INFORMATION GIVEN:
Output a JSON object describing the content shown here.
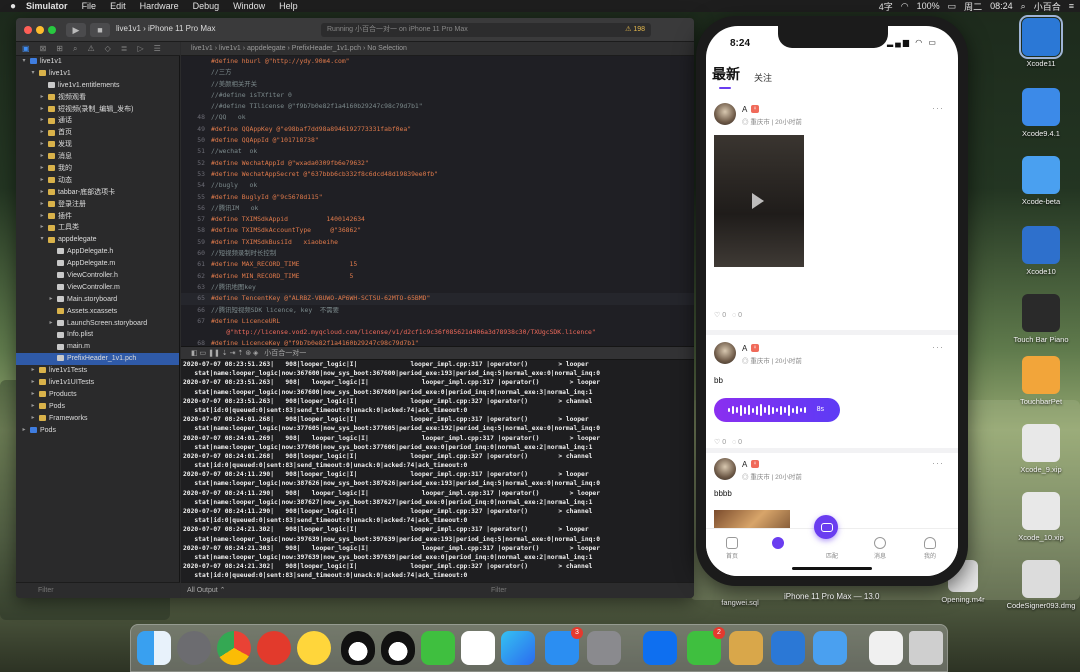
{
  "menubar": {
    "apple": "",
    "app": "Simulator",
    "items": [
      "File",
      "Edit",
      "Hardware",
      "Debug",
      "Window",
      "Help"
    ],
    "status": {
      "input": "4字",
      "battery": "100%",
      "date": "周二",
      "time": "08:24",
      "user": "小百合"
    }
  },
  "xcode": {
    "scheme_project": "live1v1",
    "scheme_device": "iPhone 11 Pro Max",
    "activity": "Running 小百合一对一 on iPhone 11 Pro Max",
    "warnings": "⚠ 198",
    "jumpbar": "live1v1  ›  live1v1  ›  appdelegate  ›  PrefixHeader_1v1.pch  ›  No Selection",
    "navigator": [
      {
        "label": "live1v1",
        "depth": 0,
        "arrow": "▾",
        "kind": "proj"
      },
      {
        "label": "live1v1",
        "depth": 1,
        "arrow": "▾",
        "kind": "fold"
      },
      {
        "label": "live1v1.entitlements",
        "depth": 2,
        "arrow": "",
        "kind": "fil"
      },
      {
        "label": "视频观看",
        "depth": 2,
        "arrow": "▸",
        "kind": "fold"
      },
      {
        "label": "短视频(录制_编辑_发布)",
        "depth": 2,
        "arrow": "▸",
        "kind": "fold"
      },
      {
        "label": "通话",
        "depth": 2,
        "arrow": "▸",
        "kind": "fold"
      },
      {
        "label": "首页",
        "depth": 2,
        "arrow": "▸",
        "kind": "fold"
      },
      {
        "label": "发现",
        "depth": 2,
        "arrow": "▸",
        "kind": "fold"
      },
      {
        "label": "消息",
        "depth": 2,
        "arrow": "▸",
        "kind": "fold"
      },
      {
        "label": "我的",
        "depth": 2,
        "arrow": "▸",
        "kind": "fold"
      },
      {
        "label": "动态",
        "depth": 2,
        "arrow": "▸",
        "kind": "fold"
      },
      {
        "label": "tabbar-底部选项卡",
        "depth": 2,
        "arrow": "▸",
        "kind": "fold"
      },
      {
        "label": "登录注册",
        "depth": 2,
        "arrow": "▸",
        "kind": "fold"
      },
      {
        "label": "插件",
        "depth": 2,
        "arrow": "▸",
        "kind": "fold"
      },
      {
        "label": "工具类",
        "depth": 2,
        "arrow": "▸",
        "kind": "fold"
      },
      {
        "label": "appdelegate",
        "depth": 2,
        "arrow": "▾",
        "kind": "fold"
      },
      {
        "label": "AppDelegate.h",
        "depth": 3,
        "arrow": "",
        "kind": "fil"
      },
      {
        "label": "AppDelegate.m",
        "depth": 3,
        "arrow": "",
        "kind": "fil"
      },
      {
        "label": "ViewController.h",
        "depth": 3,
        "arrow": "",
        "kind": "fil"
      },
      {
        "label": "ViewController.m",
        "depth": 3,
        "arrow": "",
        "kind": "fil"
      },
      {
        "label": "Main.storyboard",
        "depth": 3,
        "arrow": "▸",
        "kind": "fil"
      },
      {
        "label": "Assets.xcassets",
        "depth": 3,
        "arrow": "",
        "kind": "fold"
      },
      {
        "label": "LaunchScreen.storyboard",
        "depth": 3,
        "arrow": "▸",
        "kind": "fil"
      },
      {
        "label": "Info.plist",
        "depth": 3,
        "arrow": "",
        "kind": "fil"
      },
      {
        "label": "main.m",
        "depth": 3,
        "arrow": "",
        "kind": "fil"
      },
      {
        "label": "PrefixHeader_1v1.pch",
        "depth": 3,
        "arrow": "",
        "kind": "fil",
        "selected": true
      },
      {
        "label": "live1v1Tests",
        "depth": 1,
        "arrow": "▸",
        "kind": "fold"
      },
      {
        "label": "live1v1UITests",
        "depth": 1,
        "arrow": "▸",
        "kind": "fold"
      },
      {
        "label": "Products",
        "depth": 1,
        "arrow": "▸",
        "kind": "fold"
      },
      {
        "label": "Pods",
        "depth": 1,
        "arrow": "▸",
        "kind": "fold"
      },
      {
        "label": "Frameworks",
        "depth": 1,
        "arrow": "▸",
        "kind": "fold"
      },
      {
        "label": "Pods",
        "depth": 0,
        "arrow": "▸",
        "kind": "proj"
      }
    ],
    "nav_filter": "Filter",
    "code": [
      {
        "ln": "",
        "t": "#define hburl @\"http://ydy.90m4.com\"",
        "c": "def"
      },
      {
        "ln": "",
        "t": "//三方",
        "c": "comment"
      },
      {
        "ln": "",
        "t": "//美颜相关开关",
        "c": "comment"
      },
      {
        "ln": "",
        "t": "//#define isTXfiter 0",
        "c": "comment"
      },
      {
        "ln": "",
        "t": "//#define TIlicense @\"f9b7b0e82f1a4160b29247c98c79d7b1\"",
        "c": "comment"
      },
      {
        "ln": "48",
        "t": "//QQ   ok",
        "c": "comment"
      },
      {
        "ln": "49",
        "t": "#define QQAppKey @\"e98baf7dd98a8946192773331fabf0ea\"",
        "c": "def"
      },
      {
        "ln": "50",
        "t": "#define QQAppId @\"101718738\"",
        "c": "def"
      },
      {
        "ln": "51",
        "t": "//wechat  ok",
        "c": "comment"
      },
      {
        "ln": "52",
        "t": "#define WechatAppId @\"wxada0309fb6e79632\"",
        "c": "def"
      },
      {
        "ln": "53",
        "t": "#define WechatAppSecret @\"637bbb6cb332f8c6dcd48d19839ee0fb\"",
        "c": "def"
      },
      {
        "ln": "54",
        "t": "//bugly   ok",
        "c": "comment"
      },
      {
        "ln": "55",
        "t": "#define BuglyId @\"9c5678d115\"",
        "c": "def"
      },
      {
        "ln": "56",
        "t": "//腾讯IM   ok",
        "c": "comment"
      },
      {
        "ln": "57",
        "t": "#define TXIMSdkAppid          1400142634",
        "c": "def"
      },
      {
        "ln": "58",
        "t": "#define TXIMSdkAccountType     @\"36862\"",
        "c": "def"
      },
      {
        "ln": "59",
        "t": "#define TXIMSdkBusiId   xiaobeihe",
        "c": "def"
      },
      {
        "ln": "60",
        "t": "//短视频录制时长控制",
        "c": "comment"
      },
      {
        "ln": "61",
        "t": "#define MAX_RECORD_TIME             15",
        "c": "def"
      },
      {
        "ln": "62",
        "t": "#define MIN_RECORD_TIME             5",
        "c": "def"
      },
      {
        "ln": "63",
        "t": "//腾讯地图key",
        "c": "comment"
      },
      {
        "ln": "65",
        "t": "#define TencentKey @\"ALRBZ-VBUWO-AP6WH-SCTSU-62MTO-65BMD\"",
        "c": "def",
        "hl": true
      },
      {
        "ln": "66",
        "t": "//腾讯短视频SDK licence, key  不需要",
        "c": "comment"
      },
      {
        "ln": "67",
        "t": "#define LicenceURL",
        "c": "def"
      },
      {
        "ln": "",
        "t": "    @\"http://license.vod2.myqcloud.com/license/v1/d2cf1c9c36f085621d406a3d78938c30/TXUgcSDK.licence\"",
        "c": "str"
      },
      {
        "ln": "68",
        "t": "#define LicenceKey @\"f9b7b0e82f1a4160b29247c98c79d7b1\"",
        "c": "def"
      }
    ],
    "debug_target": "小百合一对一",
    "console": [
      "2020-07-07 08:23:51.263|   908|looper_logic|I|              looper_impl.cpp:317 |operator()        > looper",
      "   stat|name:looper_logic|now:367600|now_sys_boot:367600|period_exe:193|period_inq:5|normal_exe:0|normal_inq:0",
      "2020-07-07 08:23:51.263|   908|   looper_logic|I|              looper_impl.cpp:317 |operator()        > looper",
      "   stat|name:looper_logic|now:367600|now_sys_boot:367600|period_exe:0|period_inq:0|normal_exe:3|normal_inq:1",
      "2020-07-07 08:23:51.263|   908|looper_logic|I|              looper_impl.cpp:327 |operator()        > channel",
      "   stat|id:0|queued:0|sent:83|send_timeout:0|unack:0|acked:74|ack_timeout:0",
      "2020-07-07 08:24:01.268|   908|looper_logic|I|              looper_impl.cpp:317 |operator()        > looper",
      "   stat|name:looper_logic|now:377605|now_sys_boot:377605|period_exe:192|period_inq:5|normal_exe:0|normal_inq:0",
      "2020-07-07 08:24:01.269|   908|   looper_logic|I|              looper_impl.cpp:317 |operator()        > looper",
      "   stat|name:looper_logic|now:377606|now_sys_boot:377606|period_exe:0|period_inq:0|normal_exe:2|normal_inq:1",
      "2020-07-07 08:24:01.268|   908|looper_logic|I|              looper_impl.cpp:327 |operator()        > channel",
      "   stat|id:0|queued:0|sent:83|send_timeout:0|unack:0|acked:74|ack_timeout:0",
      "2020-07-07 08:24:11.290|   908|looper_logic|I|              looper_impl.cpp:317 |operator()        > looper",
      "   stat|name:looper_logic|now:387626|now_sys_boot:387626|period_exe:193|period_inq:5|normal_exe:0|normal_inq:0",
      "2020-07-07 08:24:11.290|   908|   looper_logic|I|              looper_impl.cpp:317 |operator()        > looper",
      "   stat|name:looper_logic|now:387627|now_sys_boot:387627|period_exe:0|period_inq:0|normal_exe:2|normal_inq:1",
      "2020-07-07 08:24:11.290|   908|looper_logic|I|              looper_impl.cpp:327 |operator()        > channel",
      "   stat|id:0|queued:0|sent:83|send_timeout:0|unack:0|acked:74|ack_timeout:0",
      "2020-07-07 08:24:21.302|   908|looper_logic|I|              looper_impl.cpp:317 |operator()        > looper",
      "   stat|name:looper_logic|now:397639|now_sys_boot:397639|period_exe:193|period_inq:5|normal_exe:0|normal_inq:0",
      "2020-07-07 08:24:21.303|   908|   looper_logic|I|              looper_impl.cpp:317 |operator()        > looper",
      "   stat|name:looper_logic|now:397639|now_sys_boot:397639|period_exe:0|period_inq:0|normal_exe:2|normal_inq:1",
      "2020-07-07 08:24:21.302|   908|looper_logic|I|              looper_impl.cpp:327 |operator()        > channel",
      "   stat|id:0|queued:0|sent:83|send_timeout:0|unack:0|acked:74|ack_timeout:0"
    ],
    "all_output": "All Output ⌃",
    "console_filter": "Filter"
  },
  "desktop": [
    {
      "label": "Xcode11",
      "color": "#2b78d6",
      "selected": true
    },
    {
      "label": "Xcode9.4.1",
      "color": "#3c8ae8"
    },
    {
      "label": "Xcode-beta",
      "color": "#4aa0f0"
    },
    {
      "label": "Xcode10",
      "color": "#2e70cc"
    },
    {
      "label": "Touch Bar Piano",
      "color": "#2a2a2a"
    },
    {
      "label": "TouchbarPet",
      "color": "#f2a53a"
    },
    {
      "label": "Xcode_9.xip",
      "color": "#e8e8e8"
    },
    {
      "label": "Xcode_10.xip",
      "color": "#e8e8e8"
    },
    {
      "label": "CodeSigner093.dmg",
      "color": "#dcdcdc"
    }
  ],
  "desktop_bottom": [
    {
      "label": "fangwei.sql"
    },
    {
      "label": "Opening.m4r"
    }
  ],
  "phone": {
    "time": "8:24",
    "tabs": {
      "latest": "最新",
      "follow": "关注"
    },
    "posts": [
      {
        "name": "A",
        "city": "重庆市",
        "ago": "20小时前",
        "likes": "0",
        "comments": "0"
      },
      {
        "name": "A",
        "city": "重庆市",
        "ago": "20小时前",
        "text": "bb",
        "voice": "8s",
        "likes": "0",
        "comments": "0"
      },
      {
        "name": "A",
        "city": "重庆市",
        "ago": "20小时前",
        "text": "bbbb"
      }
    ],
    "tabbar": [
      "首页",
      "",
      "匹配",
      "消息",
      "我的"
    ]
  },
  "sim_label": "iPhone 11 Pro Max — 13.0",
  "dock": {
    "badges": {
      "appstore": "3",
      "wechat_msg": "2"
    }
  }
}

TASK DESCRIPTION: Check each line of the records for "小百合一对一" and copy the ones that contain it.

FINAL ANSWER:
    "activity": "Running 小百合一对一 on iPhone 11 Pro Max",
    "debug_target": "小百合一对一",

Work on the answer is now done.